In addition, distillate inventories are at multi-decade lows following strikes at French refineries in October and rising prices driven by the prospect of upcoming embargoes. Moreover, diesel premiums in the United States have also soared ahead of next winter's heating season. 

In this regard, it recalls that diesel markets were already in deficit before the Russian invasion of Ukraine due to the loss of distillation capacity since the beginning of the COVID-19 pandemic, and the sharp increase in demand for diesel and gasoil following the lifting of virus restrictions as a result of the economic recovery. 

"High diesel prices are fuelling inflation," warns the IEA, which anticipates a 240,000 barrels per day contraction in global oil demand in the fourth quarter, resulting for 2022 as a whole in annual growth of 2.1 million barrels per day (mb/d), moderating in 2023 to 1.6 mb/d. 

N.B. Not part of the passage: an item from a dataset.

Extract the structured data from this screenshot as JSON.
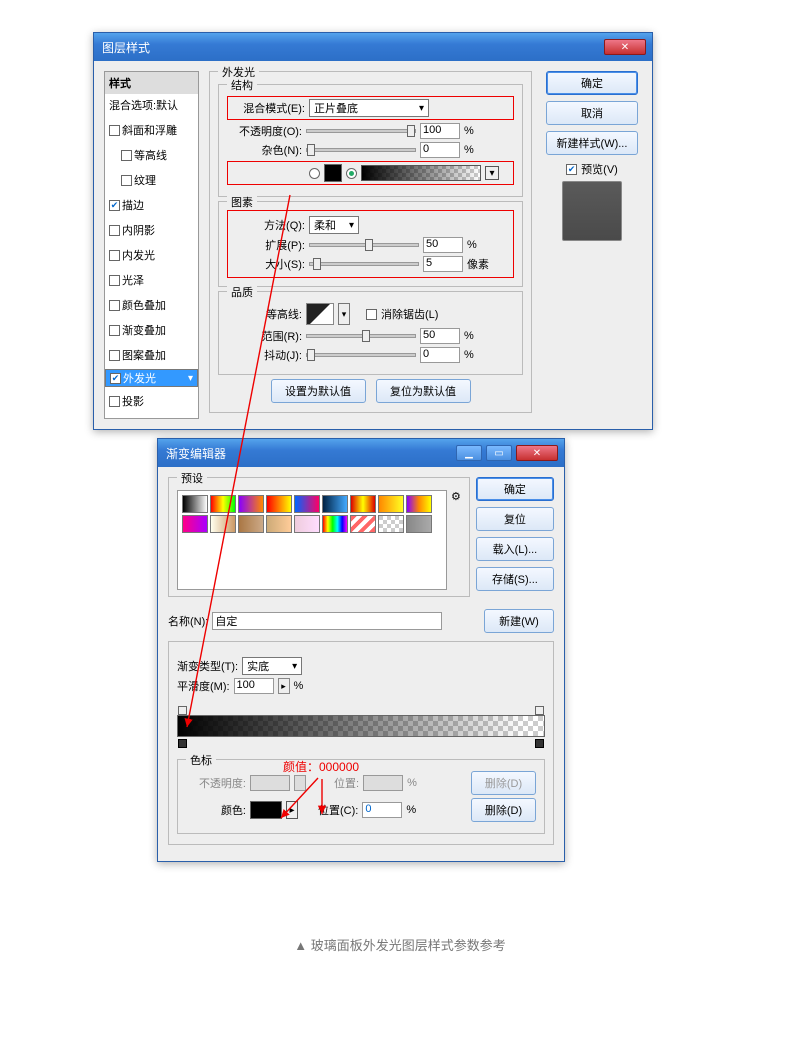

On the other hand, it adds that the proposed oil price cap may help ease tensions, although "a large number of uncertainties and logistical challenges remain". 


Despite the expected growth, the global diesel/gasoil market is expected to slow to 400,000 b/d in 2022 from 1.5 mb/d in 2021 before registering a small decline in 2023 under the weight of persistently high prices and a slowing economy. 

It also notes that competition for non-Russian diesel "will be fierce", with EU countries having to bid for cargoes from the US, Middle East and India away from their traditional markets. 

Thus, while the expected increase in refining capacity will eventually help ease diesel tensions, if prices rise too high "further demand destruction may be inevitable for market imbalances to be eliminated".